Russian pianist and composer Olga Stankevich has a history with music that stretches back to her childhood. It is one that has tested her on many an occasion, whether learning as a student at her conservatory or partaking in a local music competition. While only in her teens, she traveled throughout Europe as part of an orchestra and even returned to her music college to teach. Her songwriting has led her to combine the discipline of classical with the accessibility of pop music on Piano and the City: Dreamway. Stankevich displays exceptional skill throughout this album as a pianist and it’s her performance that keeps the listener engaged even though some selections may not.
While this certainly isn’t the first time that classical themes have been married to electronic dance music, there are certain subgenres that can be more problematic than others. The subgenre of trance is always a dangerous place to go looking for intriguing ideas. It is music that only concerns itself with getting from point A to point B in the most direct route possible while making you move your body on the way there. However, this is exactly what makes Stankevich’s formal training such an integral part of this project. As “Contiguity” opens the album, the listener is presented with the basic formula for most of the other compositions. The percussive chug of electronic beats and bass pulses wouldn’t add up to much on their own, but they underlie a slightly mournful melody from Stankevich that remains expressive and dramatic. Her piano carries these tunes and keeps them from being discarded from memory.
Perhaps a better introductory point is the first single, “Inspiration.” While its overall structure might seem somewhat basic, its upbeat tempo and stirring piano are enough to pique the listener’s interest. The Justin Fry Radio Edit increases the tempo and adds an extra punch to the original. The kick drum feels more insistent on the remix and the inclusion of keyboard sweeps towards its conclusion builds the tension. “Ballet In <<Trash>> Style” is perhaps the most instantly engaging track on the album. Stepping away from a trance-pop framework, the song opens with a jagged syncopation that immediately separates it from the others. Tickling the lower register of the ivories, Stankevich supplies a haunting element to this tune as a tambourine insistently shakes. Although the song’s title is perhaps an acknowledgement that supporters of “serious music” would scoff at such experimentation, it represents the most successful integration of classical and electronic music on this album.

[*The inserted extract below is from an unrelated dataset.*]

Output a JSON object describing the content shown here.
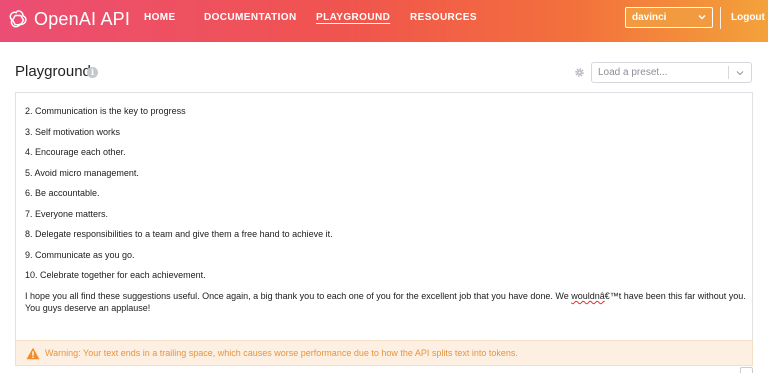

“Rain” can be counted as another standout, its introduction bursting with a rapid succession of notes that cascade across a high-energy workout rhythm. During its breakdown, an audience can be heard in the distance cheering and clapping in sync as Stankevich reprises the main theme on the piano. “Rhythm Of Heart” shifts the dynamics with beats that lean towards a hip-hop influence, causing a slight head nod of approval. “The Flight” opens with a light, skittering percussion break that unfolds into a mid-tempo march, surrounded by synthesized brushstrokes and a staccato bass tone.

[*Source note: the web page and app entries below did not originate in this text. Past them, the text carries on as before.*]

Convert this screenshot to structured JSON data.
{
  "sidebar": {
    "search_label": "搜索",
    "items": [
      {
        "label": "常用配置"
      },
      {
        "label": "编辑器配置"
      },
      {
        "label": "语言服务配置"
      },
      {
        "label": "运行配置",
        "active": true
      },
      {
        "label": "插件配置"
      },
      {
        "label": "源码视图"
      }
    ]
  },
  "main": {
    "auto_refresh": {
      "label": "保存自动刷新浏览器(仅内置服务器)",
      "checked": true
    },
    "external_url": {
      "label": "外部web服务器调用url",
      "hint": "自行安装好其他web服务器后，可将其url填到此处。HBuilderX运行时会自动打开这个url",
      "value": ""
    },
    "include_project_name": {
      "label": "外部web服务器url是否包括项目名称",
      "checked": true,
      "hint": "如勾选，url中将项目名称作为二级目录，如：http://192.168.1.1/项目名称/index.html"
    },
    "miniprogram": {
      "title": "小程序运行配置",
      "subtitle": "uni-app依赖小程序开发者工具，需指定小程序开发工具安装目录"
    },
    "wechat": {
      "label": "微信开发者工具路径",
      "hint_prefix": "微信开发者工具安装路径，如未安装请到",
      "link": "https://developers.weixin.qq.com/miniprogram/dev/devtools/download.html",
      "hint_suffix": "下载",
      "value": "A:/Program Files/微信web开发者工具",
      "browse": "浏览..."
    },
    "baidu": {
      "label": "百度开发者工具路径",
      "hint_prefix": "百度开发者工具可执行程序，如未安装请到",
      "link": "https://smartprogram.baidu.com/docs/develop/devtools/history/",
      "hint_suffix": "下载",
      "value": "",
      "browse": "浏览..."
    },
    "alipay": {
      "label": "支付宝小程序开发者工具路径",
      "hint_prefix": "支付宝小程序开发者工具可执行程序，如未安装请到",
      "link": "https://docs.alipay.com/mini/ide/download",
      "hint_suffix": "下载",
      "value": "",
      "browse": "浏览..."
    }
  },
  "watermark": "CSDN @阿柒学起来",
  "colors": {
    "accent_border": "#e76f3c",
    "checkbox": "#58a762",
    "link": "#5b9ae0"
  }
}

Fans of trance will more than likely be pleased with Piano and the City: Dreamway and the DJ community has already started to offer both club and remix support. Those looking for more sophisticated movements from dance music may come for the pounding beat, but will stay for Stankevich’s unquestionably masterful piano performance. Her superior technicality deserves to be on full display in a solo piano recording, which is something that we will hopefully see from her in the future. As for her debut album, the infusion of classical music doesn’t make trance any less predictable, but you can’t blame Olga Stankevich for wanting to try.
Jason Randall Smith